** Opening SUPPLIED DATA block **

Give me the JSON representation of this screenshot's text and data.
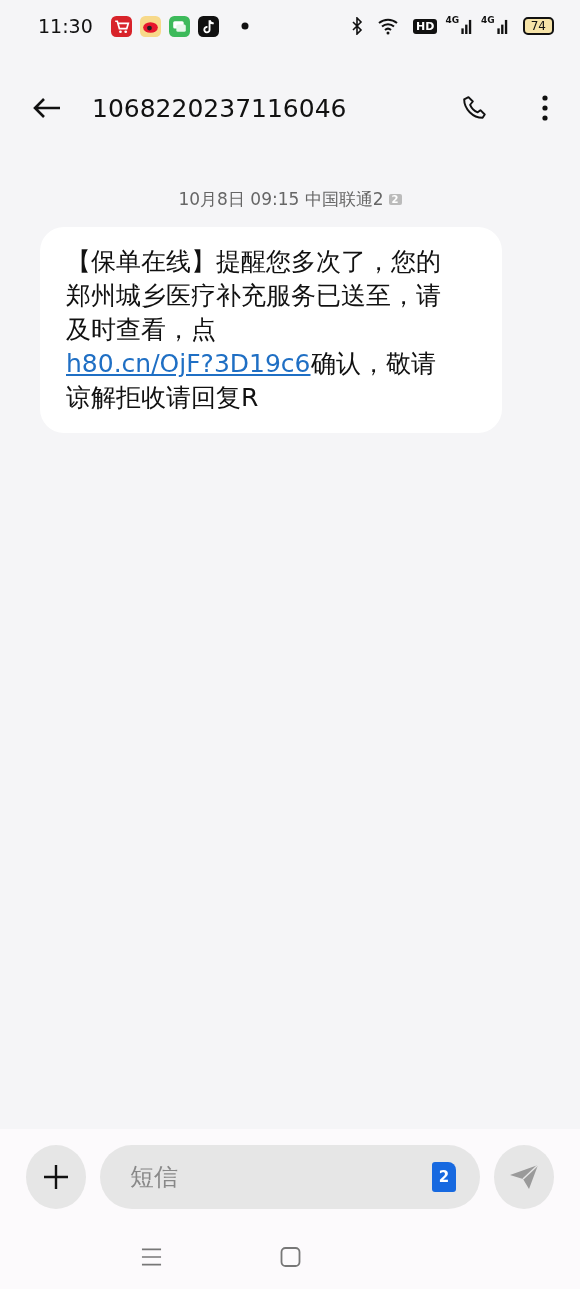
{
  "status_bar": {
    "time": "11:30",
    "network": [
      {
        "label": "HD"
      },
      {
        "label": "4G"
      },
      {
        "label": "4G"
      }
    ],
    "battery": "74"
  },
  "header": {
    "title": "1068220237116046"
  },
  "messages": [
    {
      "timestamp": "10月8日 09:15 中国联通2",
      "sim": "2",
      "text_before": "【保单在线】提醒您多次了，您的郑州城乡医疗补充服务已送至，请及时查看，点 ",
      "link": "h80.cn/OjF?3D19c6",
      "text_after": "确认，敬请谅解拒收请回复R"
    }
  ],
  "composer": {
    "placeholder": "短信",
    "sim": "2"
  }
}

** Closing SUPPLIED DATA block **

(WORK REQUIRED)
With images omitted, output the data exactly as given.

(SOLUTION TO THE EXERCISE)
Give me the JSON representation of this screenshot's text and data.
{
  "status_bar": {
    "time": "11:30",
    "network": [
      {
        "label": "HD"
      },
      {
        "label": "4G"
      },
      {
        "label": "4G"
      }
    ],
    "battery": "74"
  },
  "header": {
    "title": "1068220237116046"
  },
  "messages": [
    {
      "timestamp": "10月8日 09:15 中国联通2",
      "sim": "2",
      "text_before": "【保单在线】提醒您多次了，您的郑州城乡医疗补充服务已送至，请及时查看，点 ",
      "link": "h80.cn/OjF?3D19c6",
      "text_after": "确认，敬请谅解拒收请回复R"
    }
  ],
  "composer": {
    "placeholder": "短信",
    "sim": "2"
  }
}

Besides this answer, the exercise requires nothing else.